--- PROVIDED DATA ---
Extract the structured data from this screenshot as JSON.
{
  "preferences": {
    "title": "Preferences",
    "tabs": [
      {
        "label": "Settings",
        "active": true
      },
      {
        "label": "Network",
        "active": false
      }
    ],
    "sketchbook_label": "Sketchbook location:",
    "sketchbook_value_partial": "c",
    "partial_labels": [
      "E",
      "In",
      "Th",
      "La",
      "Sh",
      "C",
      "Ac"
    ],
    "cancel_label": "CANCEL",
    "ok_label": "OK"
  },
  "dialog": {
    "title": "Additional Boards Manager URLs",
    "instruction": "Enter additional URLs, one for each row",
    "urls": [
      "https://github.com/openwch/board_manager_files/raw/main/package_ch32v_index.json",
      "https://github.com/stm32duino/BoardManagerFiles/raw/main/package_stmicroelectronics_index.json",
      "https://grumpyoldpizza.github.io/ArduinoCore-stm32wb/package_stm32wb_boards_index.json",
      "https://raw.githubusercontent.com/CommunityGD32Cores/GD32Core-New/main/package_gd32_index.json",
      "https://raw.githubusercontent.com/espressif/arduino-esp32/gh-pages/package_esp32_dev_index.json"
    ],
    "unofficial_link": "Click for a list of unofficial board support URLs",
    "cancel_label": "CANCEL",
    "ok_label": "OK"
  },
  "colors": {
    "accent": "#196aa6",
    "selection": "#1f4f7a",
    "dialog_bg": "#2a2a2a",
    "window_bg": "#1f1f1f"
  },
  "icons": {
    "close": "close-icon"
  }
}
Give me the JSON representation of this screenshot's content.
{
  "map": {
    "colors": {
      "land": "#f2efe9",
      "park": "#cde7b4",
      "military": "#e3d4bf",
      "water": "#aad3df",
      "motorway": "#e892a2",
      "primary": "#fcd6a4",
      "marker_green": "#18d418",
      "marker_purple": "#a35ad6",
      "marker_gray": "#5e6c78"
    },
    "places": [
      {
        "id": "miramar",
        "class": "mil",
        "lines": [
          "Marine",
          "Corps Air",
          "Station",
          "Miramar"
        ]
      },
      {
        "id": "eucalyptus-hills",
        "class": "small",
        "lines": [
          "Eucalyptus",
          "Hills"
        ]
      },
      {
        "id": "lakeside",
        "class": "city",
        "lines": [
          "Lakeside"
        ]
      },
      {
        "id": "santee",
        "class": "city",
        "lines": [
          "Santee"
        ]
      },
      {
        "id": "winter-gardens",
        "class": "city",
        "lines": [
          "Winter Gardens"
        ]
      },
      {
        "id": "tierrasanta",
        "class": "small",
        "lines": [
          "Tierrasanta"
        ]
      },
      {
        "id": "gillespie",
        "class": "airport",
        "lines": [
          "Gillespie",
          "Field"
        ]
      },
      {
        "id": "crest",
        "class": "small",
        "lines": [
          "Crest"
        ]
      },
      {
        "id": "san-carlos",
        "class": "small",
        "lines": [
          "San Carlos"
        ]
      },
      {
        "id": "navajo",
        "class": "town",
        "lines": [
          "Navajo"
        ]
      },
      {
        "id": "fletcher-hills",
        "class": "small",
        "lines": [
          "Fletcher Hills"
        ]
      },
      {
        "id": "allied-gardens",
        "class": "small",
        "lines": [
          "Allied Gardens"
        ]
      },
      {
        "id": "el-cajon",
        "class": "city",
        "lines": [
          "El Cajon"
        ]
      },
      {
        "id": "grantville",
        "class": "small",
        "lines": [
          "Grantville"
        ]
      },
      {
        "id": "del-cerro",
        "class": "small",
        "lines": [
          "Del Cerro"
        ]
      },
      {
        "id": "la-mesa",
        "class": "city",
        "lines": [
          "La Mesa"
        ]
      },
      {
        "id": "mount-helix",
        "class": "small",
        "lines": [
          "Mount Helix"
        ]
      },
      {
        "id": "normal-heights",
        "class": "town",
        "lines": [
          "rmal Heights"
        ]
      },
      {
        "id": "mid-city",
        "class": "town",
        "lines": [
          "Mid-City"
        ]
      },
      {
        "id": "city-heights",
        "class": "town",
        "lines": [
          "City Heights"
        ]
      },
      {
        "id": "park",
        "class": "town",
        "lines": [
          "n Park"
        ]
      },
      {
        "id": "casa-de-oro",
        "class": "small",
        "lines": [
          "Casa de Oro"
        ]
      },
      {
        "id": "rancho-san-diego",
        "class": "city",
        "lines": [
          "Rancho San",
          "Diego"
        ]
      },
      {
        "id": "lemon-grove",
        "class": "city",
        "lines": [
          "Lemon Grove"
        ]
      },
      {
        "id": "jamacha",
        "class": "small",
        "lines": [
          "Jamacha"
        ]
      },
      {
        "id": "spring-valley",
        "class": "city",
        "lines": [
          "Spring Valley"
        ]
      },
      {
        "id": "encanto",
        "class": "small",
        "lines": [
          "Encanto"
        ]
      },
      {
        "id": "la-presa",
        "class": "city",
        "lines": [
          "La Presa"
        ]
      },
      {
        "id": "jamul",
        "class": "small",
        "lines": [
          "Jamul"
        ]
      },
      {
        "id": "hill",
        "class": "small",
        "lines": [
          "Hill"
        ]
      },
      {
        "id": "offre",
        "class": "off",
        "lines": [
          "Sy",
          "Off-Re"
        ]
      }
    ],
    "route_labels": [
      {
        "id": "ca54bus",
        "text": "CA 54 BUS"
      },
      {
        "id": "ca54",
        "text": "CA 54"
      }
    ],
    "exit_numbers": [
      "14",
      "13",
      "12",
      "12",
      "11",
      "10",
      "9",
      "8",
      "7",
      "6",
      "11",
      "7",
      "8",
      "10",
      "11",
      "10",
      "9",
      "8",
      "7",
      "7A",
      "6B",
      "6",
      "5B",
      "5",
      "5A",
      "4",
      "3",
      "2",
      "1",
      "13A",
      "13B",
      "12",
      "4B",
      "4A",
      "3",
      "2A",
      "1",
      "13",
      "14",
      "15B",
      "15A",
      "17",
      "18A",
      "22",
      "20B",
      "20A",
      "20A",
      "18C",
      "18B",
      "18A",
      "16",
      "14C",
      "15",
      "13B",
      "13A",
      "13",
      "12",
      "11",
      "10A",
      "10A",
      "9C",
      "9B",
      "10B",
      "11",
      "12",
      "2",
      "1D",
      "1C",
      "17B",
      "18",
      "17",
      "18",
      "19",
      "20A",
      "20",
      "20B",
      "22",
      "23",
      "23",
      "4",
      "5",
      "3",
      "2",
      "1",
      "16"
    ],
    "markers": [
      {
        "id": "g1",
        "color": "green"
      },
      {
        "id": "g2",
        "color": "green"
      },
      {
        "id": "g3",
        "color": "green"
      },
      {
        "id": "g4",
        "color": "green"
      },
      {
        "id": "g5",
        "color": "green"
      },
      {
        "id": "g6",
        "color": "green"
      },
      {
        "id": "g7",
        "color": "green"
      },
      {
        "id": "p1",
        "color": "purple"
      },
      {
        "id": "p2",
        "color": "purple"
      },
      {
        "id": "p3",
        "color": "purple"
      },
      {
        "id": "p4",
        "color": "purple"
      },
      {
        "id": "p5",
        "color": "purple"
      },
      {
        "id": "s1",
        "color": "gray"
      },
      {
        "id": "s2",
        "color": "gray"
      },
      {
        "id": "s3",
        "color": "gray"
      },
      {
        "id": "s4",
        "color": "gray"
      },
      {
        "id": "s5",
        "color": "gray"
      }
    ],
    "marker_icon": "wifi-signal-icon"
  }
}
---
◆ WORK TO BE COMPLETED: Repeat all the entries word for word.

◆ EXPECTED ANSWER:
Extract the structured data from this screenshot as JSON.
{
  "preferences": {
    "title": "Preferences",
    "tabs": [
      {
        "label": "Settings",
        "active": true
      },
      {
        "label": "Network",
        "active": false
      }
    ],
    "sketchbook_label": "Sketchbook location:",
    "sketchbook_value_partial": "c",
    "partial_labels": [
      "E",
      "In",
      "Th",
      "La",
      "Sh",
      "C",
      "Ac"
    ],
    "cancel_label": "CANCEL",
    "ok_label": "OK"
  },
  "dialog": {
    "title": "Additional Boards Manager URLs",
    "instruction": "Enter additional URLs, one for each row",
    "urls": [
      "https://github.com/openwch/board_manager_files/raw/main/package_ch32v_index.json",
      "https://github.com/stm32duino/BoardManagerFiles/raw/main/package_stmicroelectronics_index.json",
      "https://grumpyoldpizza.github.io/ArduinoCore-stm32wb/package_stm32wb_boards_index.json",
      "https://raw.githubusercontent.com/CommunityGD32Cores/GD32Core-New/main/package_gd32_index.json",
      "https://raw.githubusercontent.com/espressif/arduino-esp32/gh-pages/package_esp32_dev_index.json"
    ],
    "unofficial_link": "Click for a list of unofficial board support URLs",
    "cancel_label": "CANCEL",
    "ok_label": "OK"
  },
  "colors": {
    "accent": "#196aa6",
    "selection": "#1f4f7a",
    "dialog_bg": "#2a2a2a",
    "window_bg": "#1f1f1f"
  },
  "icons": {
    "close": "close-icon"
  }
}
Give me the JSON representation of this screenshot's content.
{
  "map": {
    "colors": {
      "land": "#f2efe9",
      "park": "#cde7b4",
      "military": "#e3d4bf",
      "water": "#aad3df",
      "motorway": "#e892a2",
      "primary": "#fcd6a4",
      "marker_green": "#18d418",
      "marker_purple": "#a35ad6",
      "marker_gray": "#5e6c78"
    },
    "places": [
      {
        "id": "miramar",
        "class": "mil",
        "lines": [
          "Marine",
          "Corps Air",
          "Station",
          "Miramar"
        ]
      },
      {
        "id": "eucalyptus-hills",
        "class": "small",
        "lines": [
          "Eucalyptus",
          "Hills"
        ]
      },
      {
        "id": "lakeside",
        "class": "city",
        "lines": [
          "Lakeside"
        ]
      },
      {
        "id": "santee",
        "class": "city",
        "lines": [
          "Santee"
        ]
      },
      {
        "id": "winter-gardens",
        "class": "city",
        "lines": [
          "Winter Gardens"
        ]
      },
      {
        "id": "tierrasanta",
        "class": "small",
        "lines": [
          "Tierrasanta"
        ]
      },
      {
        "id": "gillespie",
        "class": "airport",
        "lines": [
          "Gillespie",
          "Field"
        ]
      },
      {
        "id": "crest",
        "class": "small",
        "lines": [
          "Crest"
        ]
      },
      {
        "id": "san-carlos",
        "class": "small",
        "lines": [
          "San Carlos"
        ]
      },
      {
        "id": "navajo",
        "class": "town",
        "lines": [
          "Navajo"
        ]
      },
      {
        "id": "fletcher-hills",
        "class": "small",
        "lines": [
          "Fletcher Hills"
        ]
      },
      {
        "id": "allied-gardens",
        "class": "small",
        "lines": [
          "Allied Gardens"
        ]
      },
      {
        "id": "el-cajon",
        "class": "city",
        "lines": [
          "El Cajon"
        ]
      },
      {
        "id": "grantville",
        "class": "small",
        "lines": [
          "Grantville"
        ]
      },
      {
        "id": "del-cerro",
        "class": "small",
        "lines": [
          "Del Cerro"
        ]
      },
      {
        "id": "la-mesa",
        "class": "city",
        "lines": [
          "La Mesa"
        ]
      },
      {
        "id": "mount-helix",
        "class": "small",
        "lines": [
          "Mount Helix"
        ]
      },
      {
        "id": "normal-heights",
        "class": "town",
        "lines": [
          "rmal Heights"
        ]
      },
      {
        "id": "mid-city",
        "class": "town",
        "lines": [
          "Mid-City"
        ]
      },
      {
        "id": "city-heights",
        "class": "town",
        "lines": [
          "City Heights"
        ]
      },
      {
        "id": "park",
        "class": "town",
        "lines": [
          "n Park"
        ]
      },
      {
        "id": "casa-de-oro",
        "class": "small",
        "lines": [
          "Casa de Oro"
        ]
      },
      {
        "id": "rancho-san-diego",
        "class": "city",
        "lines": [
          "Rancho San",
          "Diego"
        ]
      },
      {
        "id": "lemon-grove",
        "class": "city",
        "lines": [
          "Lemon Grove"
        ]
      },
      {
        "id": "jamacha",
        "class": "small",
        "lines": [
          "Jamacha"
        ]
      },
      {
        "id": "spring-valley",
        "class": "city",
        "lines": [
          "Spring Valley"
        ]
      },
      {
        "id": "encanto",
        "class": "small",
        "lines": [
          "Encanto"
        ]
      },
      {
        "id": "la-presa",
        "class": "city",
        "lines": [
          "La Presa"
        ]
      },
      {
        "id": "jamul",
        "class": "small",
        "lines": [
          "Jamul"
        ]
      },
      {
        "id": "hill",
        "class": "small",
        "lines": [
          "Hill"
        ]
      },
      {
        "id": "offre",
        "class": "off",
        "lines": [
          "Sy",
          "Off-Re"
        ]
      }
    ],
    "route_labels": [
      {
        "id": "ca54bus",
        "text": "CA 54 BUS"
      },
      {
        "id": "ca54",
        "text": "CA 54"
      }
    ],
    "exit_numbers": [
      "14",
      "13",
      "12",
      "12",
      "11",
      "10",
      "9",
      "8",
      "7",
      "6",
      "11",
      "7",
      "8",
      "10",
      "11",
      "10",
      "9",
      "8",
      "7",
      "7A",
      "6B",
      "6",
      "5B",
      "5",
      "5A",
      "4",
      "3",
      "2",
      "1",
      "13A",
      "13B",
      "12",
      "4B",
      "4A",
      "3",
      "2A",
      "1",
      "13",
      "14",
      "15B",
      "15A",
      "17",
      "18A",
      "22",
      "20B",
      "20A",
      "20A",
      "18C",
      "18B",
      "18A",
      "16",
      "14C",
      "15",
      "13B",
      "13A",
      "13",
      "12",
      "11",
      "10A",
      "10A",
      "9C",
      "9B",
      "10B",
      "11",
      "12",
      "2",
      "1D",
      "1C",
      "17B",
      "18",
      "17",
      "18",
      "19",
      "20A",
      "20",
      "20B",
      "22",
      "23",
      "23",
      "4",
      "5",
      "3",
      "2",
      "1",
      "16"
    ],
    "markers": [
      {
        "id": "g1",
        "color": "green"
      },
      {
        "id": "g2",
        "color": "green"
      },
      {
        "id": "g3",
        "color": "green"
      },
      {
        "id": "g4",
        "color": "green"
      },
      {
        "id": "g5",
        "color": "green"
      },
      {
        "id": "g6",
        "color": "green"
      },
      {
        "id": "g7",
        "color": "green"
      },
      {
        "id": "p1",
        "color": "purple"
      },
      {
        "id": "p2",
        "color": "purple"
      },
      {
        "id": "p3",
        "color": "purple"
      },
      {
        "id": "p4",
        "color": "purple"
      },
      {
        "id": "p5",
        "color": "purple"
      },
      {
        "id": "s1",
        "color": "gray"
      },
      {
        "id": "s2",
        "color": "gray"
      },
      {
        "id": "s3",
        "color": "gray"
      },
      {
        "id": "s4",
        "color": "gray"
      },
      {
        "id": "s5",
        "color": "gray"
      }
    ],
    "marker_icon": "wifi-signal-icon"
  }
}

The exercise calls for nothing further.